Ok, let’s examine your question, “What is the downside?” Go ask all those newly homeless. People who couldn’t pay their rent because they have nice stuff, but no savings. People who lost their homes because they have a nice big house filled with gorgeous possessions, but no money in the bank to keep that home over their heads. Go ask all the parents who can’t give their kids 3 square meals a day because they’re living paycheque to paycheque on one salary because one parent lost their job and the other is fighting to keep a roof over their heads, pay the bills, credit cards and car payment until the other is able to replace that lost job in an economy that now has double digit unemployment numbers.
That’s the downside.
People are greatly mistaking Joy with Intentional. We HAVE to downsize our expectations of happiness and find that within. People don’t want to look within because they’ve been told that life is empty unless you buy this car. Not ONE single marketing campaign shows a new couch in the projects.
I’d never heard of the Diderot Effect before– how interesting!
Hubby and I were out the other day looking for a new couch (ours is dilapidated and has served us well, but it’s time for a change). By the time we tried out the first few couches we noticed beds in the other section of the store.
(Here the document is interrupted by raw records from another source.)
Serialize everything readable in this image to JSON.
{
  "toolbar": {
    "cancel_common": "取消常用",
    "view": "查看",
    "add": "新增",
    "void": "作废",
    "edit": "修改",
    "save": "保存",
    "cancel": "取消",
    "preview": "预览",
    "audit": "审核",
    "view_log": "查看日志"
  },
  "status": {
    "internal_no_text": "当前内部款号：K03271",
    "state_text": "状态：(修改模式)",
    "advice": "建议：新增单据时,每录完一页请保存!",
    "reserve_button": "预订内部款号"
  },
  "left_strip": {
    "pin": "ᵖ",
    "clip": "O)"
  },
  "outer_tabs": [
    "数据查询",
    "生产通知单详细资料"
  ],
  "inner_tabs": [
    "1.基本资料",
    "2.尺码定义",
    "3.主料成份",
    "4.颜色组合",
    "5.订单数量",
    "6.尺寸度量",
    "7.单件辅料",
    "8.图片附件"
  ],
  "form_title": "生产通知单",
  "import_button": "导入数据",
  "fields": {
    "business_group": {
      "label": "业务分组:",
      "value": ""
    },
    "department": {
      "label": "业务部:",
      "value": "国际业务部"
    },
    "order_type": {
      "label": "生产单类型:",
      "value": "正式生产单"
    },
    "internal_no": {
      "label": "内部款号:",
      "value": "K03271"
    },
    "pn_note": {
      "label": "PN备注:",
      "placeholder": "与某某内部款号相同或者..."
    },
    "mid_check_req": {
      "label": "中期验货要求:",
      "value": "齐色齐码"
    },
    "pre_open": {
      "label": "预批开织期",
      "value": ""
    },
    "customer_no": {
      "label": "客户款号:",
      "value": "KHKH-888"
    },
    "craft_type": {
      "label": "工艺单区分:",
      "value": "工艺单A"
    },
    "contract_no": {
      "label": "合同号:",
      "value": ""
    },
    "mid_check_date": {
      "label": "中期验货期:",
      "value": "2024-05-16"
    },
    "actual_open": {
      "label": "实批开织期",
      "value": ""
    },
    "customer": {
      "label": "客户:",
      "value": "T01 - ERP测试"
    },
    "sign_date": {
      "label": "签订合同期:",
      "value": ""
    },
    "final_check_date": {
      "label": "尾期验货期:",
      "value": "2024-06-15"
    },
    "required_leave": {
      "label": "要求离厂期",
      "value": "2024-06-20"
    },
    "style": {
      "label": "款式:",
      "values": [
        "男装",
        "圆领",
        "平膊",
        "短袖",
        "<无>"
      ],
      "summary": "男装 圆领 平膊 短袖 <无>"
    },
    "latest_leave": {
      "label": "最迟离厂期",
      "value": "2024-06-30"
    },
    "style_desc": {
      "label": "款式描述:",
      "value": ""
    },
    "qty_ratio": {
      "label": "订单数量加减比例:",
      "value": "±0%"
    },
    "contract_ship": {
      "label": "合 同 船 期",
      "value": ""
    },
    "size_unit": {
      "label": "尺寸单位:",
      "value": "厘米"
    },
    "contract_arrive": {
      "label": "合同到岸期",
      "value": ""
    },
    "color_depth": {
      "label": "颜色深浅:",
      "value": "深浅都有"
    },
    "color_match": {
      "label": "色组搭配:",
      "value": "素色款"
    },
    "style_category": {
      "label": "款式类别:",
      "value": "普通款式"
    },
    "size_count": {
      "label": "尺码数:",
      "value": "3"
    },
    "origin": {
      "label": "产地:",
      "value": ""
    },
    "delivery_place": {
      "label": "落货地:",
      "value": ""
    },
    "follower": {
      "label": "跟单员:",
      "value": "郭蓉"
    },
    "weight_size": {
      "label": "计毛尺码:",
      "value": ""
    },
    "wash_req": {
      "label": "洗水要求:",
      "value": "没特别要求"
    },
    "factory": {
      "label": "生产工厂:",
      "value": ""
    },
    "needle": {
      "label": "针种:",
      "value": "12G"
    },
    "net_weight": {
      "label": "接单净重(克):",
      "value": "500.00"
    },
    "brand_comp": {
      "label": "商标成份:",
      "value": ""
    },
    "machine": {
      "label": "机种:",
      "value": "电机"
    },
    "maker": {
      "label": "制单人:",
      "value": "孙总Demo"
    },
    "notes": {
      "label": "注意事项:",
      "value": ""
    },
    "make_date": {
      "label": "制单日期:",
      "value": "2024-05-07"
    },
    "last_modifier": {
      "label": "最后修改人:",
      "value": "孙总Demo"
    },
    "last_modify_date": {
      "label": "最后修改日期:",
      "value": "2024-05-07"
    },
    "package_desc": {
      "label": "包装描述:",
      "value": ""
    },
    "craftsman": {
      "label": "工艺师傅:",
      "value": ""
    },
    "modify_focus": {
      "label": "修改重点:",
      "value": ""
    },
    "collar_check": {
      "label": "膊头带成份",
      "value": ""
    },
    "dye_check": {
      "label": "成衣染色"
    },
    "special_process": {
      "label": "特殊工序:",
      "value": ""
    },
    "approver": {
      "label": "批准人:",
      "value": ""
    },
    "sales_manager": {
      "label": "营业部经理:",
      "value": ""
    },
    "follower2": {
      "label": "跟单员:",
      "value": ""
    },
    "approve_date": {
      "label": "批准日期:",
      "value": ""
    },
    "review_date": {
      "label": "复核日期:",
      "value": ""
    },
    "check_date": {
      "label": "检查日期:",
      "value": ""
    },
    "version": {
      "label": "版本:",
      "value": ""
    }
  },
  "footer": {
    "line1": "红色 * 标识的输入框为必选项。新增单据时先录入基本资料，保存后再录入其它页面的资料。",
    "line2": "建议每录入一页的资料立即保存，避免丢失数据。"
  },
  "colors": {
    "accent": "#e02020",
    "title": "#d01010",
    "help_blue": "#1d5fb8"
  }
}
Before the hour had passed we had tried bed, couches, sectionals, chairs, and looked at dressers, tables… And I was dreaming of the new bedsheets and curtains to go with it all.
Since I’m the one on the minimalist journey, I noticed how we were spiralling and needed to get out of there before we spent ten grand on new furniture.
This was such a fantastic read, I’m glad baby slept in this morning so I was able to learn a little something.